This article was originally published in the Q1 issue of Gift of Hope’s Connections Newsletter
Cameron Chana and Staff Sgt. Erik Tofte first met in 2006 when they pledged for the Sigma Pi fraternity at Eastern Illinois University in Charleston, Ill. Chana, of Clarendon Hills, Ill., was entering his sophomore year and eager to continue his college pursuits while serving as a member of Sigma Pi. Tofte, of Roscoe, Ill., also a sophomore but three years older than Chana, had a year of community college under his belt after coming off active duty as a member of the U.S. Army’s famed 1st Cavalry Division. They were accepted into the fraternity, and for the next three years they were college roommates and worked closely together in their various roles within the Sigma Pi fraternity house. They became brothers.
“Cameron was easily the most memorable person I met during my time at Eastern,” Tofte recalled. “He was one-of-a-kind, and there aren’t enough positive words in any language to describe just how remarkable of a person he was. I have been half-way around the world with my Army travels and have met all kinds of people from all walks of life, and it’s no exaggeration to say Cameron was easily among the best of them. He was warm, kind, funny, loving, smart and helpful.”
The trait that radiated from Chana most — the part everyone fell in love with — was his genuine caring attitude, Tofte added. “It didn’t matter if you had known him for years or just met him 10 minutes ago. He wanted to get to know you better. It was why so many people considered him their best friend and why there was, and there remains, such a strong reaction among his friends and fellow students to his loss.”

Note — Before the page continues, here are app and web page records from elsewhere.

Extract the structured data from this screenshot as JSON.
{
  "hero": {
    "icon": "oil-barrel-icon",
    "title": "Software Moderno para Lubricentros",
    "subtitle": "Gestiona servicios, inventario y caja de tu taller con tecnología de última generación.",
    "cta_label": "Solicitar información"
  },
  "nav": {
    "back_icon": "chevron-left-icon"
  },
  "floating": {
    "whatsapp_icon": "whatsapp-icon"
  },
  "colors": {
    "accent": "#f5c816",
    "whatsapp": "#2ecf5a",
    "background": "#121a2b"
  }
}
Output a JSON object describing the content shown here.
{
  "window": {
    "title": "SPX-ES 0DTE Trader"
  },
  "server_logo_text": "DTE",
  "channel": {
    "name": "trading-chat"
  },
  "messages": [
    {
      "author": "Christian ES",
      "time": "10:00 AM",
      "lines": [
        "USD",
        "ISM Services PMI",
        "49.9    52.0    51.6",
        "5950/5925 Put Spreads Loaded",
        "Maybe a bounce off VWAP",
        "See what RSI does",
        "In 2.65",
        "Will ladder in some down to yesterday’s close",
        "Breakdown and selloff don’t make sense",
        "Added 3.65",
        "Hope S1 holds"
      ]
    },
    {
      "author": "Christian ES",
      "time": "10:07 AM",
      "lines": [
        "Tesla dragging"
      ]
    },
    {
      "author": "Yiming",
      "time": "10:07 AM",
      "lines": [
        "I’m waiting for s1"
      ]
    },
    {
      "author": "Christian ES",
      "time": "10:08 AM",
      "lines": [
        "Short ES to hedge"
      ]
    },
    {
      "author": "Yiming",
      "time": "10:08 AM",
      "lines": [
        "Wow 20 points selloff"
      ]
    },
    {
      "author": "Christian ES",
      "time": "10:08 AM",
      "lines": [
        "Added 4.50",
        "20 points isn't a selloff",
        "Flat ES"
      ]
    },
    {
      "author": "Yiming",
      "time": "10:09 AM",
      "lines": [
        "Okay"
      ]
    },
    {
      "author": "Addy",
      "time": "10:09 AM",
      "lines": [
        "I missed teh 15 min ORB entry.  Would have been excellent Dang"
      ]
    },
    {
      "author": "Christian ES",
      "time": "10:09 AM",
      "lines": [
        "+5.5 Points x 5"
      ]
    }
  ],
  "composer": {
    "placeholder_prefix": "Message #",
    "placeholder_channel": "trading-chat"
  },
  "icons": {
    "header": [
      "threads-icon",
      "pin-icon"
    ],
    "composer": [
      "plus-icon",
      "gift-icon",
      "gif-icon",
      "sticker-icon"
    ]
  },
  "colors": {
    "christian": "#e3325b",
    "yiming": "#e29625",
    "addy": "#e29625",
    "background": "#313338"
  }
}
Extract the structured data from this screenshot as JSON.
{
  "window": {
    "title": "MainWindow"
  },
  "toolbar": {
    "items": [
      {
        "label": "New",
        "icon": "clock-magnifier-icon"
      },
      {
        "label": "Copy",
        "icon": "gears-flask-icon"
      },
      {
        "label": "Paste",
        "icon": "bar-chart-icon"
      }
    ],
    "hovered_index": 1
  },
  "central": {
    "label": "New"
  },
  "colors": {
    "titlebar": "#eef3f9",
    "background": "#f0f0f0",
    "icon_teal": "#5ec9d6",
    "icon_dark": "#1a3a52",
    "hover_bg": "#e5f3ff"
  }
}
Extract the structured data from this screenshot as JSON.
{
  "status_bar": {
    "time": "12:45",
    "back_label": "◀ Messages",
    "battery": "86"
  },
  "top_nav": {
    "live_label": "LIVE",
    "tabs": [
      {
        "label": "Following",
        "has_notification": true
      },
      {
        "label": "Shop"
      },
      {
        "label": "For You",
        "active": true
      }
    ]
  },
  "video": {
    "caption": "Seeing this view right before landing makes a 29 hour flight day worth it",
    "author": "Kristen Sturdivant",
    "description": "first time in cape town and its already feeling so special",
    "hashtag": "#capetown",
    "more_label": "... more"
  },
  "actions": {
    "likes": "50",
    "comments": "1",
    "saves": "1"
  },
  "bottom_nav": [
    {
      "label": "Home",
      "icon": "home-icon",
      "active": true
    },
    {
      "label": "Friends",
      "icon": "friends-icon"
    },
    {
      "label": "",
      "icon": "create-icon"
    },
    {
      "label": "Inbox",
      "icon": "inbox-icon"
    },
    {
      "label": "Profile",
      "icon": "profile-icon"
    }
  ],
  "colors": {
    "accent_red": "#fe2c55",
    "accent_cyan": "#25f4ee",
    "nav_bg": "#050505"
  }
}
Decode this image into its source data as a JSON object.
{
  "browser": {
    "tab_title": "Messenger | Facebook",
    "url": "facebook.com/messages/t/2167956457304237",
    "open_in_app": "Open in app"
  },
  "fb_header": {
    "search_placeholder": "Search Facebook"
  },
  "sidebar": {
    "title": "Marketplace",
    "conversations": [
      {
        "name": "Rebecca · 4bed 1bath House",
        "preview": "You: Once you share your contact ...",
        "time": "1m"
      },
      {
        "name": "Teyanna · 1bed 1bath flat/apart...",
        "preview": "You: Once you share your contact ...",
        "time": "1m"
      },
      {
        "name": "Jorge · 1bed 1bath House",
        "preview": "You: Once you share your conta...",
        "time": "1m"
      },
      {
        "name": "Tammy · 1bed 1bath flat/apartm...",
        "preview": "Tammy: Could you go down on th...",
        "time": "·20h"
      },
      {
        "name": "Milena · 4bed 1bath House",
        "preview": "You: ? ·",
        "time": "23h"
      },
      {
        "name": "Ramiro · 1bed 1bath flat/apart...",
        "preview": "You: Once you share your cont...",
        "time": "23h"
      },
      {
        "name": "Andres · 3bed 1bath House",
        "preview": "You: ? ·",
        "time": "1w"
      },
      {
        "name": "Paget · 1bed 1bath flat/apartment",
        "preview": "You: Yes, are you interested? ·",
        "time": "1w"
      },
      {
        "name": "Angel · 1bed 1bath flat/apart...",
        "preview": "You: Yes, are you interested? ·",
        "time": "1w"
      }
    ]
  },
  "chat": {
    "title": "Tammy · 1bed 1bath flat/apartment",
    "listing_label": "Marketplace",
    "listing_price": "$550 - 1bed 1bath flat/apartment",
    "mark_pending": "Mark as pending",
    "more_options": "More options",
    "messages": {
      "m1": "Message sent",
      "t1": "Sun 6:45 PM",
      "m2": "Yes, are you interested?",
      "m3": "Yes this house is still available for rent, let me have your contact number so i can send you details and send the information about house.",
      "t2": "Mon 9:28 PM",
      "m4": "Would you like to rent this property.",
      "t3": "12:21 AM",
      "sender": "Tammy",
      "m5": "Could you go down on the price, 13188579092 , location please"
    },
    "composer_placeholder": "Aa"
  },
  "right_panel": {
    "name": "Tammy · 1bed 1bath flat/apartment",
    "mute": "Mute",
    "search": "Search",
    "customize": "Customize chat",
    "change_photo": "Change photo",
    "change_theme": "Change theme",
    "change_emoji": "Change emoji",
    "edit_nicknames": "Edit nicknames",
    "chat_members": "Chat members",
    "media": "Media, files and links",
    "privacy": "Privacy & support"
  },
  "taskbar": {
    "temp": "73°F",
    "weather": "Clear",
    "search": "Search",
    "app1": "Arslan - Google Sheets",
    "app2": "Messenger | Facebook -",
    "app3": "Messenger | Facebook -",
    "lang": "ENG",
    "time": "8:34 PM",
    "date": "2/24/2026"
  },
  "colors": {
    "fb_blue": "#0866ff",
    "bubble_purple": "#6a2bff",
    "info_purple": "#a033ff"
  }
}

It was late May 2009, three weeks after Chana had graduated from EIU. He had decided to pursue an MBA at EIU, so he stayed there after graduation with plans to start graduate school in the fall. He and about 50 others, mostly EIU students, were returning to campus on a rented double-decker bus with an open-air top after a day of boating at Lake Shelbyville, a popular central Illinois recreational area. Chana, who stood about 6-foot-3, and another man were facing backward when the bus headed under the Interstate Highway 57 overpass on Illinois Highway 16 in Mattoon, just west of the EIU campus. Chana and the other man both were killed instantly when their heads struck the overpass.
Quick-thinking students gave both men CPR until first responders arrived. The students didn’t know both men were beyond saving at that point. But their actions proved to be lifesaving nonetheless.
That’s because Chana was a registered organ and tissue donor. Chana’s parents, Rob and Lori, didn’t know about their son’s decision to be a donor. That fact surfaced when they heard the devastating news that Cameron was brain-dead. Even in death, Cameron’s caring attitude emerged, Rob said. “Cameron had taken all appropriate steps to be an organ and tissue donor. He knew the decision to donate would be a difficult one for us, and he didn’t want us to have to make that decision if we were ever faced with it. That was Cameron.”
Surgeons recovered Chana’s heart, liver, lungs and two kidneys, and those gifts saved five people’s lives. And his tissue gifts have resulted in more than 50 transplants to date. Cameron’s impact on other people’s lives through his decision to be an organ and tissue donor is his legacy, Tofte said. “It was only a matter of time until he made a mark on the world. We all expected that to happen in life. In his case, he has made his mark in death.”
Tofte has dedicated himself to ensuring that Chana’s mark leaves a very large footprint. Since 2009, he has been a member of the Texas Army National Guard and has been deployed to several locations, including Africa, the Mideast and Thailand. During those deployments, Tofte took several steps to make sure the areas he visited felt his best friend’s presence and learned about the importance of organ and tissue donation.
For example, he carried a Donate Life flag with him, and, taking a “roaming gnome” approach, he had photographs taken of himself holding the Donate Life flag throughout his travels. He also created Donate Life and C.L.C. (Chana’s initials) nameplates for his uniform and wore them over his regulation insignia when possible and appropriate and took more photographs of him wearing the nameplates. And he had pro-donation T-shirts made and wore one in many other photographs. He compiled many of these photographs into a photo book.
Knowing he would return to the states in November 2012, Tofte arranged to visit the Chana family to present them with three surprise gifts: the Donate Life flag he carried with him, the photo book and a T-shirt he wore at his various landing points. He also brought a certificate of authenticity from his base commander in Djibouti verifying that the Donate Life flag flew over Camp Lemonnier, Djibouti, on August 6, 2012, “as a symbol and constant reminder of the importance of the Donate Life program and the impact donors have on our great nation.”
In December 2012, Tofte visited the Chanas at their Clarendon Hills home to present them with his gifts. “We had no idea he was doing it,” said Lori Chana. “It was an amazing tribute. We were really touched by it.”
Presenting those gifts was the least he could do to honor the legacy of a dear friend who made the lives of so many people better — in life and in death, Tofte said. “Cameron was the kind of person the world so desperately needs more of. It’s also what makes his participation in organ and tissue donation so fitting. It’s as beautiful as it is tragic.”